In his neck brace, Trauma crawls to Canis Lupus and places a tender hand on his face. Much like the conference with his brother, we can’t know what words are shared, but there is nothing but respect and love for the man who ten minutes before hit him with a martinete. Lupus leans against the ropes, still seated. Trauma hands him some of the money thrown their way and thanks him.

Canis Lupus unties his mask as so many of done before him, surrounded by cameras, knowing his life and career is forever altered. Each apuestas match is a fork in the road for the participants, a chance to continue on a path that has pushed them forward or the possibility of something new and different and scary. Unable to remove his own mask, Canis Lupus receives a tender kiss on the forehead from his girlfriend as she slides the remnants of his identity off. With blood still trickling down his face, in between congratulations and commiserations from the people in the ring, Canis Lupus has the crowd unveil a sign. A marriage proposal. In a ring red with his own blood, he presents a ring of his own. He will take the fork in the road hand in hand with his wife.

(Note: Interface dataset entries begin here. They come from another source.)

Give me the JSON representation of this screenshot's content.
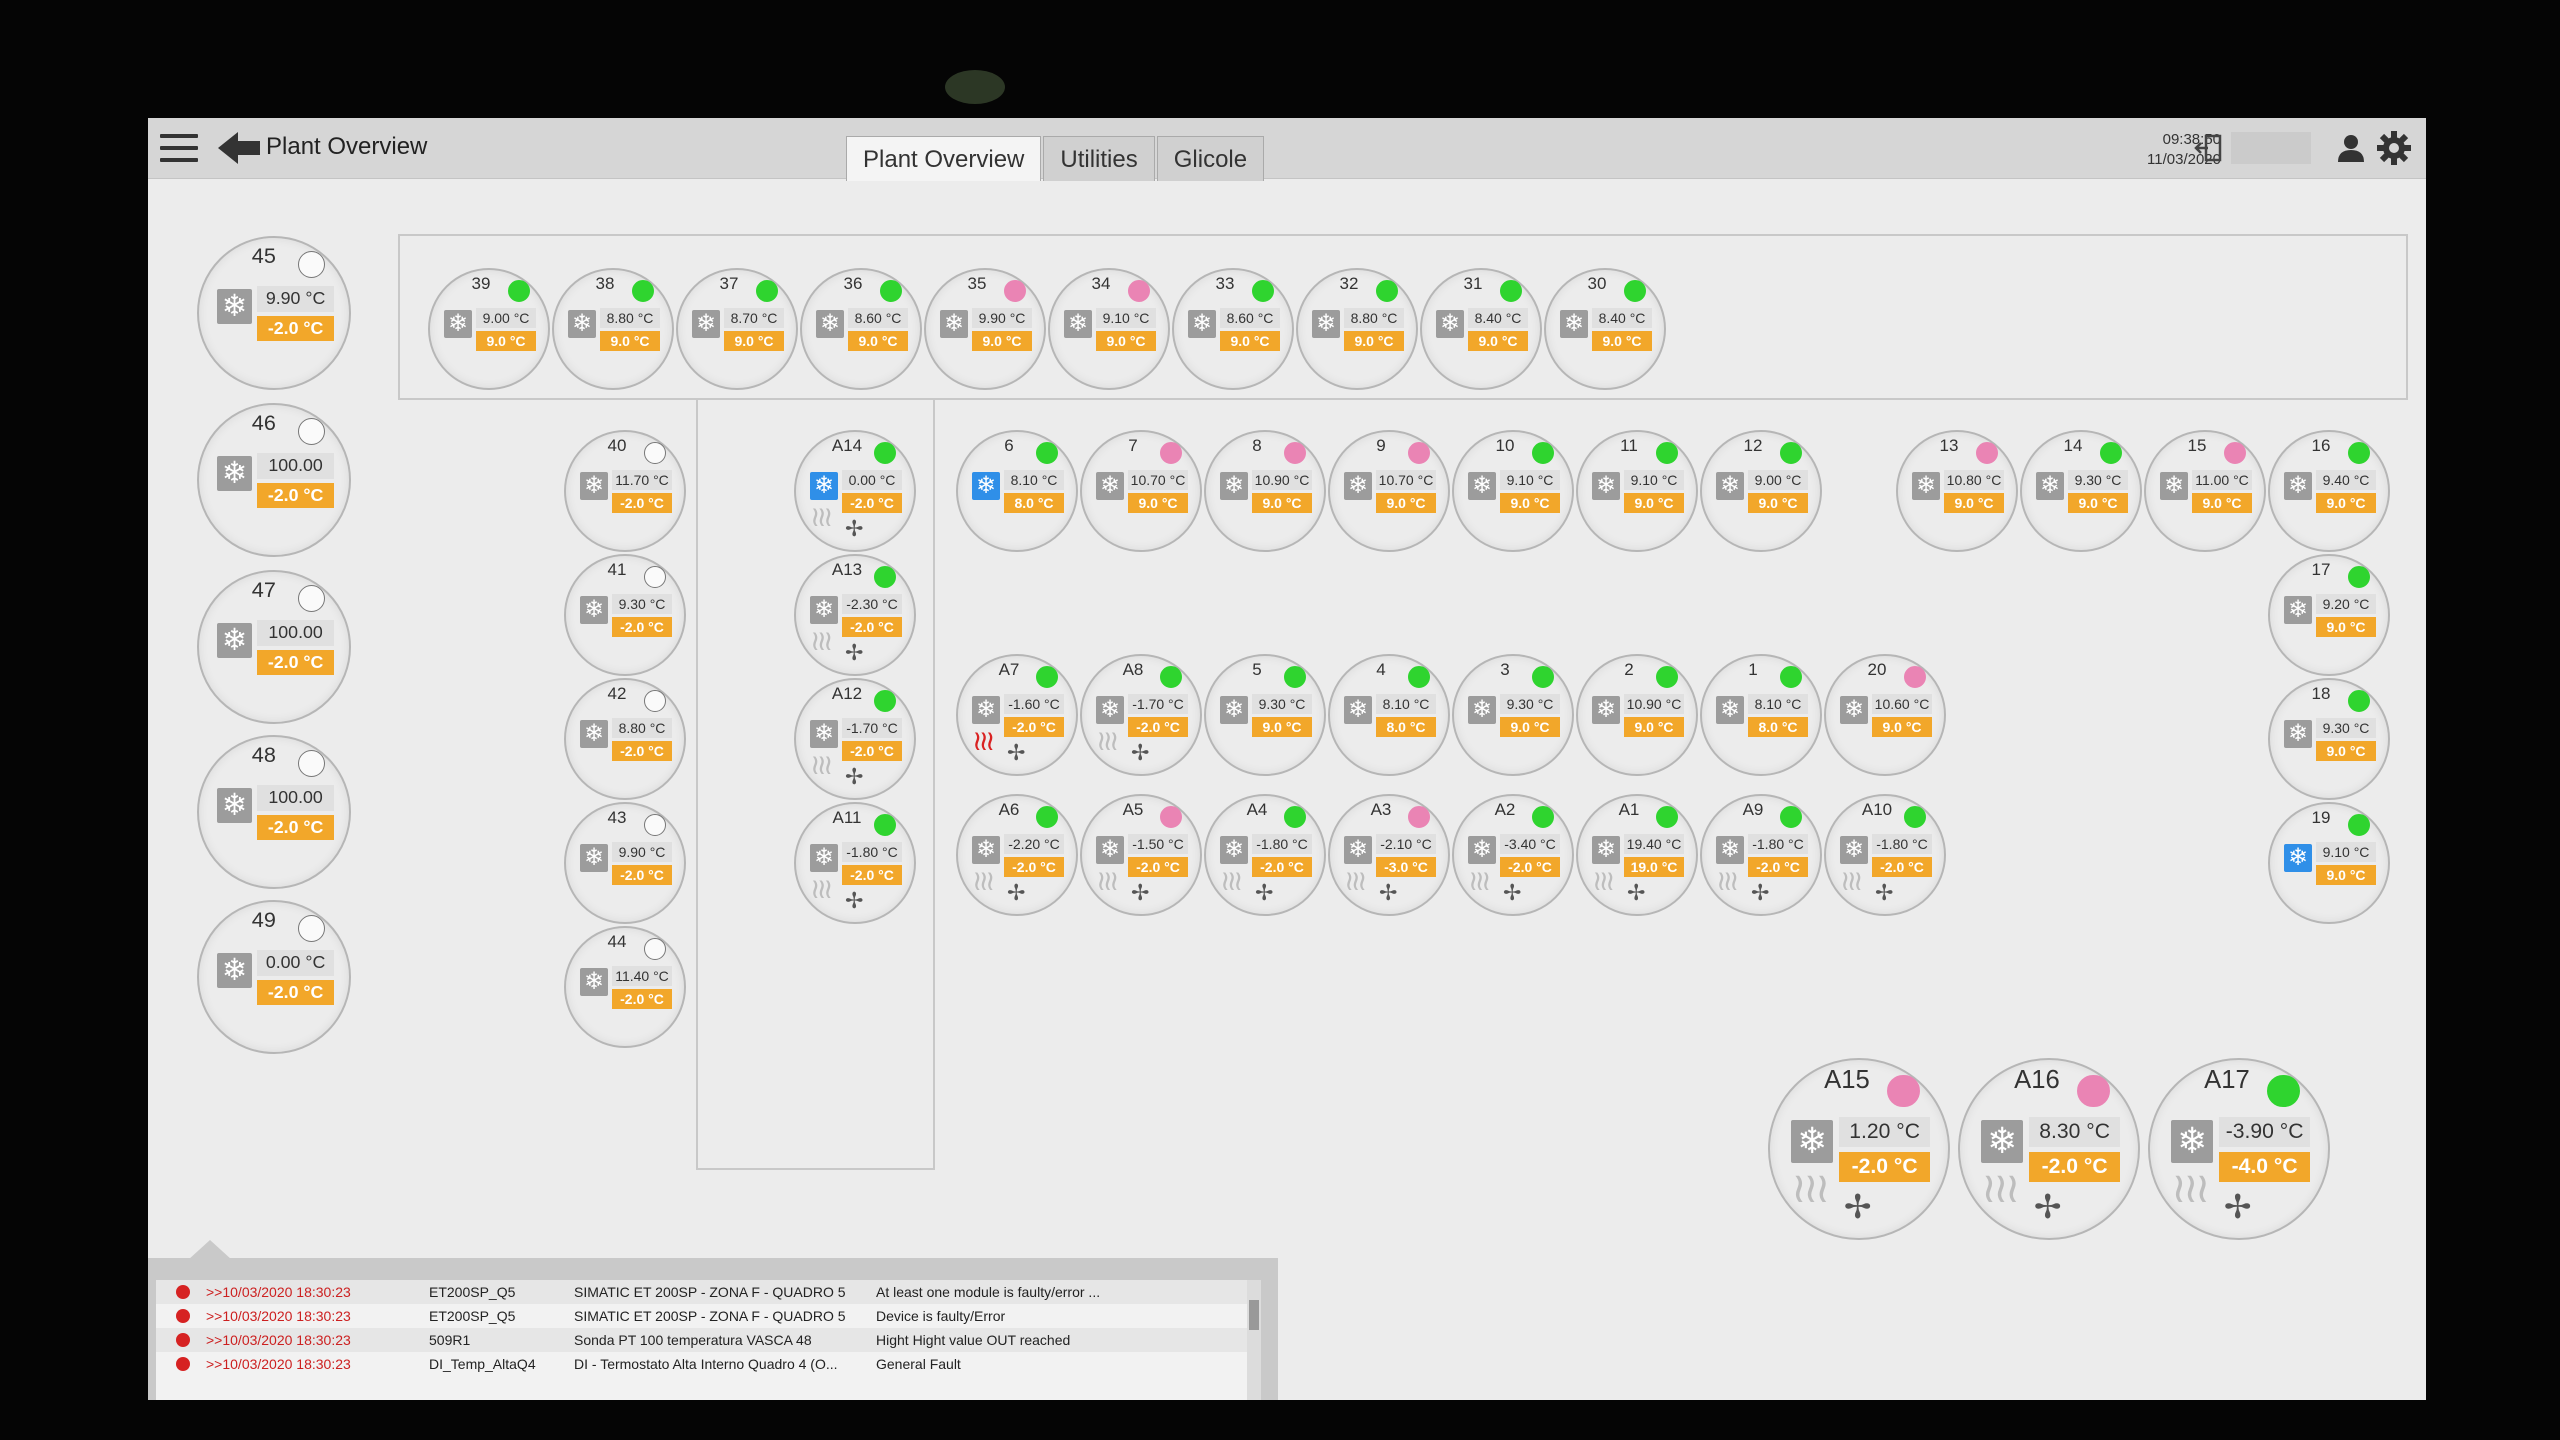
{
  "header": {
    "title": "Plant Overview",
    "tabs": [
      "Plant Overview",
      "Utilities",
      "Glicole"
    ],
    "active_tab": "Plant Overview",
    "time": "09:38:50",
    "date": "11/03/2020"
  },
  "units": [
    {
      "name": "45",
      "temp": "9.90 °C",
      "set": "-2.0 °C",
      "led": "white"
    },
    {
      "name": "46",
      "temp": "100.00 °C",
      "set": "-2.0 °C",
      "led": "white"
    },
    {
      "name": "47",
      "temp": "100.00 °C",
      "set": "-2.0 °C",
      "led": "white"
    },
    {
      "name": "48",
      "temp": "100.00 °C",
      "set": "-2.0 °C",
      "led": "white"
    },
    {
      "name": "49",
      "temp": "0.00 °C",
      "set": "-2.0 °C",
      "led": "white"
    },
    {
      "name": "39",
      "temp": "9.00 °C",
      "set": "9.0 °C",
      "led": "green"
    },
    {
      "name": "38",
      "temp": "8.80 °C",
      "set": "9.0 °C",
      "led": "green"
    },
    {
      "name": "37",
      "temp": "8.70 °C",
      "set": "9.0 °C",
      "led": "green"
    },
    {
      "name": "36",
      "temp": "8.60 °C",
      "set": "9.0 °C",
      "led": "green"
    },
    {
      "name": "35",
      "temp": "9.90 °C",
      "set": "9.0 °C",
      "led": "pink"
    },
    {
      "name": "34",
      "temp": "9.10 °C",
      "set": "9.0 °C",
      "led": "pink"
    },
    {
      "name": "33",
      "temp": "8.60 °C",
      "set": "9.0 °C",
      "led": "green"
    },
    {
      "name": "32",
      "temp": "8.80 °C",
      "set": "9.0 °C",
      "led": "green"
    },
    {
      "name": "31",
      "temp": "8.40 °C",
      "set": "9.0 °C",
      "led": "green"
    },
    {
      "name": "30",
      "temp": "8.40 °C",
      "set": "9.0 °C",
      "led": "green"
    },
    {
      "name": "40",
      "temp": "11.70 °C",
      "set": "-2.0 °C",
      "led": "white"
    },
    {
      "name": "41",
      "temp": "9.30 °C",
      "set": "-2.0 °C",
      "led": "white"
    },
    {
      "name": "42",
      "temp": "8.80 °C",
      "set": "-2.0 °C",
      "led": "white"
    },
    {
      "name": "43",
      "temp": "9.90 °C",
      "set": "-2.0 °C",
      "led": "white"
    },
    {
      "name": "44",
      "temp": "11.40 °C",
      "set": "-2.0 °C",
      "led": "white"
    },
    {
      "name": "A14",
      "temp": "0.00 °C",
      "set": "-2.0 °C",
      "led": "green",
      "snow": "blue",
      "heat": "grey",
      "fan": true
    },
    {
      "name": "A13",
      "temp": "-2.30 °C",
      "set": "-2.0 °C",
      "led": "green",
      "heat": "grey",
      "fan": true
    },
    {
      "name": "A12",
      "temp": "-1.70 °C",
      "set": "-2.0 °C",
      "led": "green",
      "heat": "grey",
      "fan": true
    },
    {
      "name": "A11",
      "temp": "-1.80 °C",
      "set": "-2.0 °C",
      "led": "green",
      "heat": "grey",
      "fan": true
    },
    {
      "name": "6",
      "temp": "8.10 °C",
      "set": "8.0 °C",
      "led": "green",
      "snow": "blue"
    },
    {
      "name": "7",
      "temp": "10.70 °C",
      "set": "9.0 °C",
      "led": "pink"
    },
    {
      "name": "8",
      "temp": "10.90 °C",
      "set": "9.0 °C",
      "led": "pink"
    },
    {
      "name": "9",
      "temp": "10.70 °C",
      "set": "9.0 °C",
      "led": "pink"
    },
    {
      "name": "10",
      "temp": "9.10 °C",
      "set": "9.0 °C",
      "led": "green"
    },
    {
      "name": "11",
      "temp": "9.10 °C",
      "set": "9.0 °C",
      "led": "green"
    },
    {
      "name": "12",
      "temp": "9.00 °C",
      "set": "9.0 °C",
      "led": "green"
    },
    {
      "name": "13",
      "temp": "10.80 °C",
      "set": "9.0 °C",
      "led": "pink"
    },
    {
      "name": "14",
      "temp": "9.30 °C",
      "set": "9.0 °C",
      "led": "green"
    },
    {
      "name": "15",
      "temp": "11.00 °C",
      "set": "9.0 °C",
      "led": "pink"
    },
    {
      "name": "16",
      "temp": "9.40 °C",
      "set": "9.0 °C",
      "led": "green"
    },
    {
      "name": "17",
      "temp": "9.20 °C",
      "set": "9.0 °C",
      "led": "green"
    },
    {
      "name": "18",
      "temp": "9.30 °C",
      "set": "9.0 °C",
      "led": "green"
    },
    {
      "name": "19",
      "temp": "9.10 °C",
      "set": "9.0 °C",
      "led": "green",
      "snow": "blue"
    },
    {
      "name": "A7",
      "temp": "-1.60 °C",
      "set": "-2.0 °C",
      "led": "green",
      "heat": "red",
      "fan": true
    },
    {
      "name": "A8",
      "temp": "-1.70 °C",
      "set": "-2.0 °C",
      "led": "green",
      "heat": "grey",
      "fan": true
    },
    {
      "name": "5",
      "temp": "9.30 °C",
      "set": "9.0 °C",
      "led": "green"
    },
    {
      "name": "4",
      "temp": "8.10 °C",
      "set": "8.0 °C",
      "led": "green"
    },
    {
      "name": "3",
      "temp": "9.30 °C",
      "set": "9.0 °C",
      "led": "green"
    },
    {
      "name": "2",
      "temp": "10.90 °C",
      "set": "9.0 °C",
      "led": "green"
    },
    {
      "name": "1",
      "temp": "8.10 °C",
      "set": "8.0 °C",
      "led": "green"
    },
    {
      "name": "20",
      "temp": "10.60 °C",
      "set": "9.0 °C",
      "led": "pink"
    },
    {
      "name": "A6",
      "temp": "-2.20 °C",
      "set": "-2.0 °C",
      "led": "green",
      "heat": "grey",
      "fan": true
    },
    {
      "name": "A5",
      "temp": "-1.50 °C",
      "set": "-2.0 °C",
      "led": "pink",
      "heat": "grey",
      "fan": true
    },
    {
      "name": "A4",
      "temp": "-1.80 °C",
      "set": "-2.0 °C",
      "led": "green",
      "heat": "grey",
      "fan": true
    },
    {
      "name": "A3",
      "temp": "-2.10 °C",
      "set": "-3.0 °C",
      "led": "pink",
      "heat": "grey",
      "fan": true
    },
    {
      "name": "A2",
      "temp": "-3.40 °C",
      "set": "-2.0 °C",
      "led": "green",
      "heat": "grey",
      "fan": true
    },
    {
      "name": "A1",
      "temp": "19.40 °C",
      "set": "19.0 °C",
      "led": "green",
      "heat": "grey",
      "fan": true
    },
    {
      "name": "A9",
      "temp": "-1.80 °C",
      "set": "-2.0 °C",
      "led": "green",
      "heat": "grey",
      "fan": true
    },
    {
      "name": "A10",
      "temp": "-1.80 °C",
      "set": "-2.0 °C",
      "led": "green",
      "heat": "grey",
      "fan": true
    },
    {
      "name": "A15",
      "temp": "1.20 °C",
      "set": "-2.0 °C",
      "led": "pink",
      "heat": "grey",
      "fan": true
    },
    {
      "name": "A16",
      "temp": "8.30 °C",
      "set": "-2.0 °C",
      "led": "pink",
      "heat": "grey",
      "fan": true
    },
    {
      "name": "A17",
      "temp": "-3.90 °C",
      "set": "-4.0 °C",
      "led": "green",
      "heat": "grey",
      "fan": true
    }
  ],
  "alarms": [
    {
      "time": ">>10/03/2020 18:30:23",
      "source": "ET200SP_Q5",
      "description": "SIMATIC ET 200SP - ZONA F - QUADRO 5",
      "message": "At least one module is faulty/error ..."
    },
    {
      "time": ">>10/03/2020 18:30:23",
      "source": "ET200SP_Q5",
      "description": "SIMATIC ET 200SP - ZONA F - QUADRO 5",
      "message": "Device is faulty/Error"
    },
    {
      "time": ">>10/03/2020 18:30:23",
      "source": "509R1",
      "description": "Sonda PT 100 temperatura VASCA 48",
      "message": "Hight Hight value OUT reached"
    },
    {
      "time": ">>10/03/2020 18:30:23",
      "source": "DI_Temp_AltaQ4",
      "description": "DI - Termostato Alta Interno Quadro 4 (O...",
      "message": "General Fault"
    }
  ]
}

Trauma met his own fork and continued on. He remains the masked hero son of an unmasked villain, he now can move forward, content and confident of his own skill and worth. There will be times again when doubt creeps back, when faced again with an opponent desperate for victory. He will think back on this war and take solace in his triumph. He will forever be the son of Negro Navarro, but from now on he will also be Trauma I.

For the moment that is enough.